Denial Of Service (Or DDoS) attacks have become more and more frequent in recent years with the expansion of the internet and the speeds it can deliver information. A denial of service attack is pretty simple, you find the device you wish to disrupt and send as much data as you can to it, this means that the device quickly becomes overwhelmed and unresponsive, this can be anything from your home router to a world championship tournament.
Level 3 Communications is an American telecommunications and internet service provider company and is considered one of the main bodies for internet within the US. Their chief security officer, Dale Drew, has warned that people may have figured out how to abuse Portmap services to conduct a new form of DDoS attack, one which could have the “potential to be very, very bad”.

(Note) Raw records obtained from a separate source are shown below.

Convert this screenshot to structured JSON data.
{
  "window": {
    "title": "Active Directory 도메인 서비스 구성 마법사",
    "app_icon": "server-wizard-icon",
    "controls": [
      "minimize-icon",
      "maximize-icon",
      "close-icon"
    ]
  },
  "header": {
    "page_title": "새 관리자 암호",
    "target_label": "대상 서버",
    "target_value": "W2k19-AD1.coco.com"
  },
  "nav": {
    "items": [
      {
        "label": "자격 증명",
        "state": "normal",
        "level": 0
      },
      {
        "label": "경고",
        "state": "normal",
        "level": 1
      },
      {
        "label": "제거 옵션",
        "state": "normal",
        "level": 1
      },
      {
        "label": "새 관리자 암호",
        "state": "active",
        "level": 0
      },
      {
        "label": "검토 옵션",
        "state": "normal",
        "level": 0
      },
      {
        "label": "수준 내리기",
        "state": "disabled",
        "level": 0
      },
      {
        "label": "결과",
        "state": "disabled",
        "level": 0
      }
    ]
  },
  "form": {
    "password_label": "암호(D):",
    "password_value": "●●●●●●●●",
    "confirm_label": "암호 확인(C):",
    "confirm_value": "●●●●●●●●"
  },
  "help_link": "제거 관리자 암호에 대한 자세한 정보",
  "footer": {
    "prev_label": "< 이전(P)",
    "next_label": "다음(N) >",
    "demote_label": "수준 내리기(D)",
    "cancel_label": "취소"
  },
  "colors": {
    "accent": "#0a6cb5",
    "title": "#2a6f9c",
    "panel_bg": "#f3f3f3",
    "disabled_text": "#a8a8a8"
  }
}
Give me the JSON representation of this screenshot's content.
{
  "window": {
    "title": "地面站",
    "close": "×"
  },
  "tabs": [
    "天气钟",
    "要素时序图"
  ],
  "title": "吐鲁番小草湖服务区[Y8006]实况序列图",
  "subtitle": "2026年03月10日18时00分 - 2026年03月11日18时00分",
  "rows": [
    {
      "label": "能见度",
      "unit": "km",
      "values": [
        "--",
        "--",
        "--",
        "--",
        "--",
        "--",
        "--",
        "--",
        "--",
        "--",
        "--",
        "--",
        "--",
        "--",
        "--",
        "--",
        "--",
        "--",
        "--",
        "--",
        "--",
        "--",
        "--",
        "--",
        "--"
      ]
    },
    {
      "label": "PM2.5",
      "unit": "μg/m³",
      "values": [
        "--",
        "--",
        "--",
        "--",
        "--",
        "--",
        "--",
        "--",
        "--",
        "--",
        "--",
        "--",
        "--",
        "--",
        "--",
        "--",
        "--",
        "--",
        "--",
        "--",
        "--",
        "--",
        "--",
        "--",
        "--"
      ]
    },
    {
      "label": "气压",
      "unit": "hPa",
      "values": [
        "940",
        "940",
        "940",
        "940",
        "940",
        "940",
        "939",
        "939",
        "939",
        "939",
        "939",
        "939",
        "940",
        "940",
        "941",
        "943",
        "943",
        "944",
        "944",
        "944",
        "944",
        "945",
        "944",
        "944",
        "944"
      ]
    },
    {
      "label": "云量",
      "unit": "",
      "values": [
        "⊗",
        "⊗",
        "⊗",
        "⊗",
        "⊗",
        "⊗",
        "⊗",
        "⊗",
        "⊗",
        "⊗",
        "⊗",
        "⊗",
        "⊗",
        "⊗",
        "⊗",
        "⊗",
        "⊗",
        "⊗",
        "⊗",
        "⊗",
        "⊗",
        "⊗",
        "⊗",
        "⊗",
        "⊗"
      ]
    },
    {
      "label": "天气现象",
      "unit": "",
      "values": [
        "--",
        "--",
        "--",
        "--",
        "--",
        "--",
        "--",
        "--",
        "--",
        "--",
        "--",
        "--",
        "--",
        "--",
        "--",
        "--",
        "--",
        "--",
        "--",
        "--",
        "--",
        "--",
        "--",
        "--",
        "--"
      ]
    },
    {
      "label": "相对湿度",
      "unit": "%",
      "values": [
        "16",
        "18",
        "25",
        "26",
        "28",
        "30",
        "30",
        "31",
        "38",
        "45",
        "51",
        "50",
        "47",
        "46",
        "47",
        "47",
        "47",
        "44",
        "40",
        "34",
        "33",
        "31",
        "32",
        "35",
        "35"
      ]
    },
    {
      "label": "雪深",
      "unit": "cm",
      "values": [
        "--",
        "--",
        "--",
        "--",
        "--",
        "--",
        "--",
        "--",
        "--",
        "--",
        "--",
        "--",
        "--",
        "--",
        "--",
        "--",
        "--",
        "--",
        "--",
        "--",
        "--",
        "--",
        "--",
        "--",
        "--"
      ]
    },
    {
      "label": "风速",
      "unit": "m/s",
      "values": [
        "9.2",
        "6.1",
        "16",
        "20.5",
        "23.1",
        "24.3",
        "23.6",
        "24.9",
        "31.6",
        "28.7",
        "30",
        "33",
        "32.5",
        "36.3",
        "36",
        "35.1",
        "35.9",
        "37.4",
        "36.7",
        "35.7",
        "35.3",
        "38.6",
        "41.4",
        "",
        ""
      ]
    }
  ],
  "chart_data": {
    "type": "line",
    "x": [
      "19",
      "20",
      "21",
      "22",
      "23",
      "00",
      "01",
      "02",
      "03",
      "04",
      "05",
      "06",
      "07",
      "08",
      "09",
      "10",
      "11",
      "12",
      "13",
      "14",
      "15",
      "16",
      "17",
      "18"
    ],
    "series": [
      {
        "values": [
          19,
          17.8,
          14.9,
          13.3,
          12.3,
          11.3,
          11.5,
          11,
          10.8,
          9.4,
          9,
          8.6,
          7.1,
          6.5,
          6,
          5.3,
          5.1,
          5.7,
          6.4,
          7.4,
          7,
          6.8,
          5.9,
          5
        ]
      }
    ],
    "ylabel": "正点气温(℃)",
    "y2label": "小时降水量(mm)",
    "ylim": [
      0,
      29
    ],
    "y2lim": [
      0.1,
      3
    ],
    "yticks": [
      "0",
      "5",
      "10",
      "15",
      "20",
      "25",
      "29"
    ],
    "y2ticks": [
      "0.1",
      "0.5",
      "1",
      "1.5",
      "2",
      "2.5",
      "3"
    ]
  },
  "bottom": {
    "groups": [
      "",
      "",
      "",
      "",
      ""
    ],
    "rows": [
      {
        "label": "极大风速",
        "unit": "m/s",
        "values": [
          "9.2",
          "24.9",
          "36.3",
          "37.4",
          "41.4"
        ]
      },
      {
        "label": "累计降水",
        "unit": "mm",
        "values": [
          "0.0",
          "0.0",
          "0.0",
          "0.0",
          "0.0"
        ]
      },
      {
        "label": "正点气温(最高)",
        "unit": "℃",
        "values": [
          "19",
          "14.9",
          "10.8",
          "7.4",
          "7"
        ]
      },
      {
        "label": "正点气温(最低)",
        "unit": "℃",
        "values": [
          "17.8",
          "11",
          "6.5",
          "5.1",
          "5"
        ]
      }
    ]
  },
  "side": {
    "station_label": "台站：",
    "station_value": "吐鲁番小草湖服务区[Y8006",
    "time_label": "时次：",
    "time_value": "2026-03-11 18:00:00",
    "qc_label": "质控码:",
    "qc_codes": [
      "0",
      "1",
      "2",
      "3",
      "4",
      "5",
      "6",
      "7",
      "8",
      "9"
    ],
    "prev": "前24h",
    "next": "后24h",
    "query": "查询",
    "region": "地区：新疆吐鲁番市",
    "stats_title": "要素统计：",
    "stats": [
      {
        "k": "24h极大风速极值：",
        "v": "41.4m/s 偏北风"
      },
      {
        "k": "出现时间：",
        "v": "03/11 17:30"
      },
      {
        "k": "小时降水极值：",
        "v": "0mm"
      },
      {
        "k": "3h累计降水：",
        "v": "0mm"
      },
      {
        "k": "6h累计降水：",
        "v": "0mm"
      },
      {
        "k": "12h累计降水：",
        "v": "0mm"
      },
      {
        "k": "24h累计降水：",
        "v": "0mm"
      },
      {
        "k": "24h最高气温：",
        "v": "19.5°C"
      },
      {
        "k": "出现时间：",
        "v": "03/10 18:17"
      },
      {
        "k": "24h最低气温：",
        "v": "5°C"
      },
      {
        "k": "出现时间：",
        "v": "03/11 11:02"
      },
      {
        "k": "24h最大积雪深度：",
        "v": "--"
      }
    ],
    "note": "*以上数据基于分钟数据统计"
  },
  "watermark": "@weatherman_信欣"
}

Portmap is an open source utility used on both Unix and windows systems, meaning that all operating systems will potentially be open to this new kind of attack. Portmap works by mapping a location and port number to essentially bind and access anything from a networked hard drive to accessing your computer from work over the internet. Either way when someone says that these ports are often left open, you can understand why being able to send lots of unwanted information to a home system could become a problem.
When ports are queried they tend to respond with lots of information about the system or just why it’s saying “NO!”. The problem you often have though is that when you get a response, groups are able to redirect this information to other networks, causing the DDoS attack, all the while the information is coming from your average family router at home.

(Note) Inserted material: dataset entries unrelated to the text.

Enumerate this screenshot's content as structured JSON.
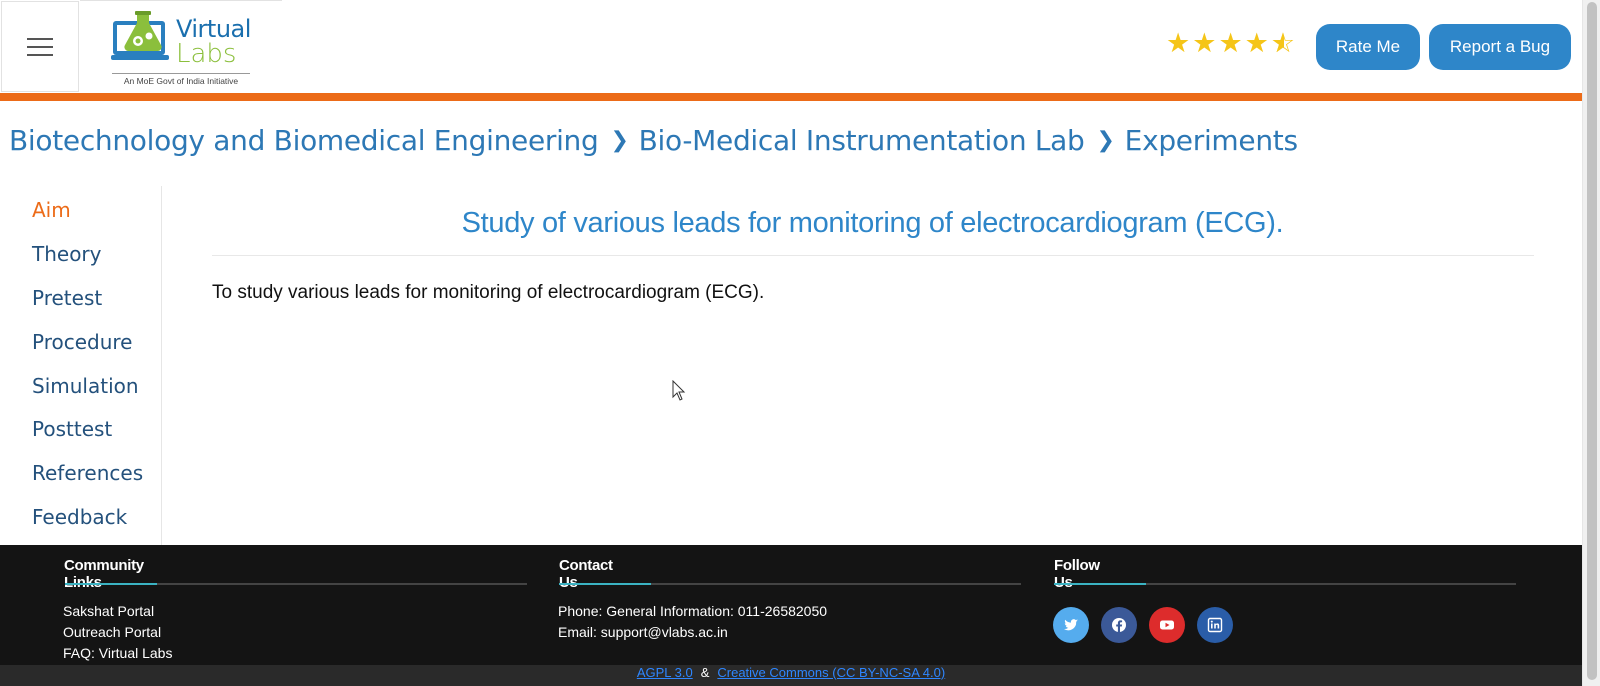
{
  "header": {
    "logo": {
      "line1": "Virtual",
      "line2": "Labs",
      "tagline": "An MoE Govt of India Initiative"
    },
    "rating": {
      "value": 4.5,
      "max": 5,
      "color": "#f5c518"
    },
    "rate_label": "Rate Me",
    "bug_label": "Report a Bug",
    "accent_color": "#ec6b18",
    "button_color": "#2e86c9"
  },
  "breadcrumb": [
    "Biotechnology and Biomedical Engineering",
    "Bio-Medical Instrumentation Lab",
    "Experiments"
  ],
  "sidebar": {
    "items": [
      {
        "label": "Aim",
        "active": true
      },
      {
        "label": "Theory",
        "active": false
      },
      {
        "label": "Pretest",
        "active": false
      },
      {
        "label": "Procedure",
        "active": false
      },
      {
        "label": "Simulation",
        "active": false
      },
      {
        "label": "Posttest",
        "active": false
      },
      {
        "label": "References",
        "active": false
      },
      {
        "label": "Feedback",
        "active": false
      }
    ]
  },
  "main": {
    "title": "Study of various leads for monitoring of electrocardiogram (ECG).",
    "aim_text": "To study various leads for monitoring of electrocardiogram (ECG)."
  },
  "footer": {
    "community": {
      "heading": "Community Links",
      "links": [
        "Sakshat Portal",
        "Outreach Portal",
        "FAQ: Virtual Labs"
      ]
    },
    "contact": {
      "heading": "Contact Us",
      "phone": "Phone: General Information: 011-26582050",
      "email": "Email: support@vlabs.ac.in"
    },
    "follow": {
      "heading": "Follow Us",
      "icons": [
        "twitter-icon",
        "facebook-icon",
        "youtube-icon",
        "linkedin-icon"
      ]
    },
    "license": {
      "left": "AGPL 3.0",
      "amp": "&",
      "right": "Creative Commons (CC BY-NC-SA 4.0)"
    }
  }
}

This particular type of attack is aptly called a DDoS amplification attack, as you can probably tell, it will often result in a lot of people being affected, normally by abusing systems which a lot of people don’t realise are doing anything bad.

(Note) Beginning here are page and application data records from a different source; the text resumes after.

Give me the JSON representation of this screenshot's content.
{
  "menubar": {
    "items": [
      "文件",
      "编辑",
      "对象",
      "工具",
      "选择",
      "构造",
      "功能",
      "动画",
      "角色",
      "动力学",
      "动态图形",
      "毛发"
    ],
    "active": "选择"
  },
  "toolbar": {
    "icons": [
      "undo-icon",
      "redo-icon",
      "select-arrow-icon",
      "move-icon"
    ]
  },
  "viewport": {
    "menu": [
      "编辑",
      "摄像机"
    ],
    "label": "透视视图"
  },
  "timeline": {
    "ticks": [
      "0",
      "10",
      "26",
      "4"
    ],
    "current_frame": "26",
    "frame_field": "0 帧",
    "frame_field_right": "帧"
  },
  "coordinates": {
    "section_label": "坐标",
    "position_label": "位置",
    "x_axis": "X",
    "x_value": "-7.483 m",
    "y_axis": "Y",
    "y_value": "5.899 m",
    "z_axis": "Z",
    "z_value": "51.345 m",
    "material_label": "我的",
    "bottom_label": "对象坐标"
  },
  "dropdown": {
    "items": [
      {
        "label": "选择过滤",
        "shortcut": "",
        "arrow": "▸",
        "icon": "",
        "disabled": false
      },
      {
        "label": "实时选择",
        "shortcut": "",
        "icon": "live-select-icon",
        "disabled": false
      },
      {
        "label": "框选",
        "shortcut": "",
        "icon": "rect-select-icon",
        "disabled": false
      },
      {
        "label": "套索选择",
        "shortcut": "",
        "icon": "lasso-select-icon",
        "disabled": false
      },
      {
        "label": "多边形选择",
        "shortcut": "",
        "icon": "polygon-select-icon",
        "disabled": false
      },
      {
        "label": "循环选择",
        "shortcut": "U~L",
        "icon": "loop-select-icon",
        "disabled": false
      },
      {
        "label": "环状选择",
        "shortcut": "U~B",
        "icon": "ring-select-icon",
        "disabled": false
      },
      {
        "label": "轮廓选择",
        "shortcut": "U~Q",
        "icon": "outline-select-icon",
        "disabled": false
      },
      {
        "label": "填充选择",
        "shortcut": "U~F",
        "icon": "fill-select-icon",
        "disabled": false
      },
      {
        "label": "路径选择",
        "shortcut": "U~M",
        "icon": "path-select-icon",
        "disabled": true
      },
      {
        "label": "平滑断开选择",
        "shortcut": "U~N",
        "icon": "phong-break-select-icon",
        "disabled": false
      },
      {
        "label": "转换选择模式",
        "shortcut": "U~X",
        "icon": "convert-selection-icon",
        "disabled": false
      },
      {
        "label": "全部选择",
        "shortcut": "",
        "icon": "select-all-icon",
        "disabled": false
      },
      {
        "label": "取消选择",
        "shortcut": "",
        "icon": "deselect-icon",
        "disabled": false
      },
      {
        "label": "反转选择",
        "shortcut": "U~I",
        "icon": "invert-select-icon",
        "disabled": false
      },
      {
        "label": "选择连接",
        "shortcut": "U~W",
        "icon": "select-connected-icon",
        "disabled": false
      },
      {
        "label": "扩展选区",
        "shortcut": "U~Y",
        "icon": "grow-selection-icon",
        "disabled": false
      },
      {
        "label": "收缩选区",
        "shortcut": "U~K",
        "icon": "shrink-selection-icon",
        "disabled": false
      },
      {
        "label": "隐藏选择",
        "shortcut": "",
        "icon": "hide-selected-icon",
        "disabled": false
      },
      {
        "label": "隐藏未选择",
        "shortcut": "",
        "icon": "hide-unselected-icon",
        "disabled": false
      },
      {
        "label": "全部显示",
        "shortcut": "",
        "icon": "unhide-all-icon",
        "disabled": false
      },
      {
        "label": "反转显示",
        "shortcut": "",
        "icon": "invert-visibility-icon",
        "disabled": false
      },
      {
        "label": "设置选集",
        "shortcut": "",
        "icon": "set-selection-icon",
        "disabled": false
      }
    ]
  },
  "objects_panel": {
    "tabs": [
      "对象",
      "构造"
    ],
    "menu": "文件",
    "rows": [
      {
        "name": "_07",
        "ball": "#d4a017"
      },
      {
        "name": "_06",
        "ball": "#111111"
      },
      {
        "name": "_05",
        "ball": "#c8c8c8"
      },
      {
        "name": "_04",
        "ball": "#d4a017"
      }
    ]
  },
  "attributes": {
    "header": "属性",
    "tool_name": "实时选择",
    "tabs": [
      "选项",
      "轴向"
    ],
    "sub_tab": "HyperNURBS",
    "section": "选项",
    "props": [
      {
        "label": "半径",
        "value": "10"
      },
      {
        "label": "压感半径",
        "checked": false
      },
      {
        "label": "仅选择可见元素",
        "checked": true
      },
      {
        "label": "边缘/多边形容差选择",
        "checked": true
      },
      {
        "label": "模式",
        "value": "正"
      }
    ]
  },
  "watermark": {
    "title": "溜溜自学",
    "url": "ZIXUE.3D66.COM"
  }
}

Level 3 has contacted ISP’s and forwarded details of those running open Portmap servers, hoping that this way they can quickly resolve the issue before it’s abused too much.
Thank you PC World for the information.
Image courtesy of West End Solutions.